▶ What this task involves: Only the line containing "Extract the structured" and those after it, up to the end of the records below, are to be set down, exactly as written.

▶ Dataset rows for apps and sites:
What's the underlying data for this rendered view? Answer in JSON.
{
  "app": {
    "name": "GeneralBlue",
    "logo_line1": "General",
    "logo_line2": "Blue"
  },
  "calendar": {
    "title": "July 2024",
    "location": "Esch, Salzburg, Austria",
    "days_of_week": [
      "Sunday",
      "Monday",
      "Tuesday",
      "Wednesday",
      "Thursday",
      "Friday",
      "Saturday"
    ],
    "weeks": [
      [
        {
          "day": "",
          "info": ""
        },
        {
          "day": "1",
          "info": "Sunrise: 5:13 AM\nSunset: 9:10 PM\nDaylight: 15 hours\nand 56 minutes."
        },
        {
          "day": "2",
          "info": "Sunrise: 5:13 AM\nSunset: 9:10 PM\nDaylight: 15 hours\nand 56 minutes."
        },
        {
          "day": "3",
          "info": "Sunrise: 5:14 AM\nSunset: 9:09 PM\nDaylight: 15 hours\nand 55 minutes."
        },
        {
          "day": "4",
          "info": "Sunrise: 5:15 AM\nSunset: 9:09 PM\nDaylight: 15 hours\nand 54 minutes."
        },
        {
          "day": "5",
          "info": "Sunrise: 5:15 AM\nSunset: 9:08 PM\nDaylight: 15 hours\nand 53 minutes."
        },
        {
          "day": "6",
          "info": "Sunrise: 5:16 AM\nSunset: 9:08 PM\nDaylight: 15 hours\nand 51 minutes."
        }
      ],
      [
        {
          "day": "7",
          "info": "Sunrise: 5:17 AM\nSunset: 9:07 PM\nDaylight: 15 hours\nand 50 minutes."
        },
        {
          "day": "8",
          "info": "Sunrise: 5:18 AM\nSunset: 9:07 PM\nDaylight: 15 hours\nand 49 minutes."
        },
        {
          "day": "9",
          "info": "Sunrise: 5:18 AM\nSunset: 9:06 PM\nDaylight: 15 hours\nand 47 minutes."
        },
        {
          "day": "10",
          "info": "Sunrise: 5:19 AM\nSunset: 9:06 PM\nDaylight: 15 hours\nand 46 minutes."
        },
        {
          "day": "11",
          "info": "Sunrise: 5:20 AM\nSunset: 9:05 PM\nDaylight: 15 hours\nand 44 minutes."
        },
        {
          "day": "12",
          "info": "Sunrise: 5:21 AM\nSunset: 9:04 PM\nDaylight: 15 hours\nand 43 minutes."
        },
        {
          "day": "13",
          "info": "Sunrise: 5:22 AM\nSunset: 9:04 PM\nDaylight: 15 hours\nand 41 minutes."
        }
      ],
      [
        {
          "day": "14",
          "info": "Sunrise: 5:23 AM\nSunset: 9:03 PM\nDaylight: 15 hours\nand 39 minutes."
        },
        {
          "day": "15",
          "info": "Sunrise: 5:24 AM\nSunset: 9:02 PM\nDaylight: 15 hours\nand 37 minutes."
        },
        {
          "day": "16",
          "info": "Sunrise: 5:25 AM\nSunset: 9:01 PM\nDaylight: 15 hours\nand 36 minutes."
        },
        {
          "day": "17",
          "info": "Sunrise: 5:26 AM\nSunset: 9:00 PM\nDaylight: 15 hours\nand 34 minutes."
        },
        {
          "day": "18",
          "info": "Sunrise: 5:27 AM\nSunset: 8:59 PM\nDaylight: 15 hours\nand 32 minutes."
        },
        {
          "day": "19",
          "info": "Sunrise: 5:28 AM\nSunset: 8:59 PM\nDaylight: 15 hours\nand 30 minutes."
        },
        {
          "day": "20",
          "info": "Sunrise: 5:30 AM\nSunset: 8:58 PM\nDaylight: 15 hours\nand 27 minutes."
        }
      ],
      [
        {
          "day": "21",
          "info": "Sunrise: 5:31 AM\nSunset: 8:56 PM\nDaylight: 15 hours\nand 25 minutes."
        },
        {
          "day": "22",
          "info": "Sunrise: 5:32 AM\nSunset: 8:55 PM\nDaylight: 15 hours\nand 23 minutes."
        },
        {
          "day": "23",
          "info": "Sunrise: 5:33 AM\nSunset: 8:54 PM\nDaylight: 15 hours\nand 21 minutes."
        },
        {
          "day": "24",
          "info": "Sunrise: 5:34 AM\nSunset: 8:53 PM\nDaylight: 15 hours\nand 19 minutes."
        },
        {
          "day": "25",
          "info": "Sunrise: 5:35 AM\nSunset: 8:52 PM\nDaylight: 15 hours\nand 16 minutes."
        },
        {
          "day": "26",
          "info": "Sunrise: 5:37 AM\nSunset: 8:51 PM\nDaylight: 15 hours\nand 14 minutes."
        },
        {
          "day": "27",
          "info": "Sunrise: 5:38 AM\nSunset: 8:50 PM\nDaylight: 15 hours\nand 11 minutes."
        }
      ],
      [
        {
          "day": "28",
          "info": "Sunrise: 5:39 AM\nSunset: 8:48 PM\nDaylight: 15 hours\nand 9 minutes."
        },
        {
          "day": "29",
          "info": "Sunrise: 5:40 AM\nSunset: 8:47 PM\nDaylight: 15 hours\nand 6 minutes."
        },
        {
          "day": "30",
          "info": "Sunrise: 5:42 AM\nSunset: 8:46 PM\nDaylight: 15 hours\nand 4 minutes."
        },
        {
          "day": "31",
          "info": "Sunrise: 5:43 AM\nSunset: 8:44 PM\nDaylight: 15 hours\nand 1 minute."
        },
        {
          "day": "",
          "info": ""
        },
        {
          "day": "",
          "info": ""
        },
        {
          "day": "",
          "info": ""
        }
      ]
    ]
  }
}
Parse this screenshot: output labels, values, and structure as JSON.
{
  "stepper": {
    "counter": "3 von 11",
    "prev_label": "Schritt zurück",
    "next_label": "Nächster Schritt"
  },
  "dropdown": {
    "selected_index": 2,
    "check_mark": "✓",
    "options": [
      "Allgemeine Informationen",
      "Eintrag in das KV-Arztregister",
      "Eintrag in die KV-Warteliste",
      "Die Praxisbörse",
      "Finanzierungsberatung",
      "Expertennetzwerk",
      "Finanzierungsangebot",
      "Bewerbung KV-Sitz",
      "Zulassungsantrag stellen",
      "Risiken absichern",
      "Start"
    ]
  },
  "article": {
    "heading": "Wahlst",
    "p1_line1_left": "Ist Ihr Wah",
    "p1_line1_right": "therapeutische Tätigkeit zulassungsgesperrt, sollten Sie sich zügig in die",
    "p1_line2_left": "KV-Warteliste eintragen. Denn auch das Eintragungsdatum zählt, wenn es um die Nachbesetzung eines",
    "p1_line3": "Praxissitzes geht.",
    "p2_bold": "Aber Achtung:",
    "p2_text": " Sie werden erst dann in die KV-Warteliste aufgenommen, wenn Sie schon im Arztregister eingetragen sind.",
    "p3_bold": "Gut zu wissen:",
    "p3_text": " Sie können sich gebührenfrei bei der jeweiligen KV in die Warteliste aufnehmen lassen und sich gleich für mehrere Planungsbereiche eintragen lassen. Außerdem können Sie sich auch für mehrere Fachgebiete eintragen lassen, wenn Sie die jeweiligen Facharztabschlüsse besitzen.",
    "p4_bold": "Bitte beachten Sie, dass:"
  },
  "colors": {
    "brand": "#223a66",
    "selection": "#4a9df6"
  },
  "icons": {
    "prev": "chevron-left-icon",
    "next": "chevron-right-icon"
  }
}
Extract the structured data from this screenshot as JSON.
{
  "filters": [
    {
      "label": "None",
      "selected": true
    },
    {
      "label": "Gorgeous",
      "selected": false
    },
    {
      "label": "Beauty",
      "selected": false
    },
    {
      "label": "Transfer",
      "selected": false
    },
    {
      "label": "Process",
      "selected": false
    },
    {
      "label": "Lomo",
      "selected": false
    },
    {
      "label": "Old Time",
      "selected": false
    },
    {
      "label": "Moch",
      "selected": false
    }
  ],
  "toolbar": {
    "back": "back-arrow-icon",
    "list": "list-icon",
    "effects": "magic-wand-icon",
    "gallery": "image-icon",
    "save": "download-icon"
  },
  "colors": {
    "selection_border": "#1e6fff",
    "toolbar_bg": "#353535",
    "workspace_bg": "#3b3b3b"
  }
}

▶ Exercise solution:
Extract the structured data from this screenshot as JSON.
{
  "filters": [
    {
      "label": "None",
      "selected": true
    },
    {
      "label": "Gorgeous",
      "selected": false
    },
    {
      "label": "Beauty",
      "selected": false
    },
    {
      "label": "Transfer",
      "selected": false
    },
    {
      "label": "Process",
      "selected": false
    },
    {
      "label": "Lomo",
      "selected": false
    },
    {
      "label": "Old Time",
      "selected": false
    },
    {
      "label": "Moch",
      "selected": false
    }
  ],
  "toolbar": {
    "back": "back-arrow-icon",
    "list": "list-icon",
    "effects": "magic-wand-icon",
    "gallery": "image-icon",
    "save": "download-icon"
  },
  "colors": {
    "selection_border": "#1e6fff",
    "toolbar_bg": "#353535",
    "workspace_bg": "#3b3b3b"
  }
}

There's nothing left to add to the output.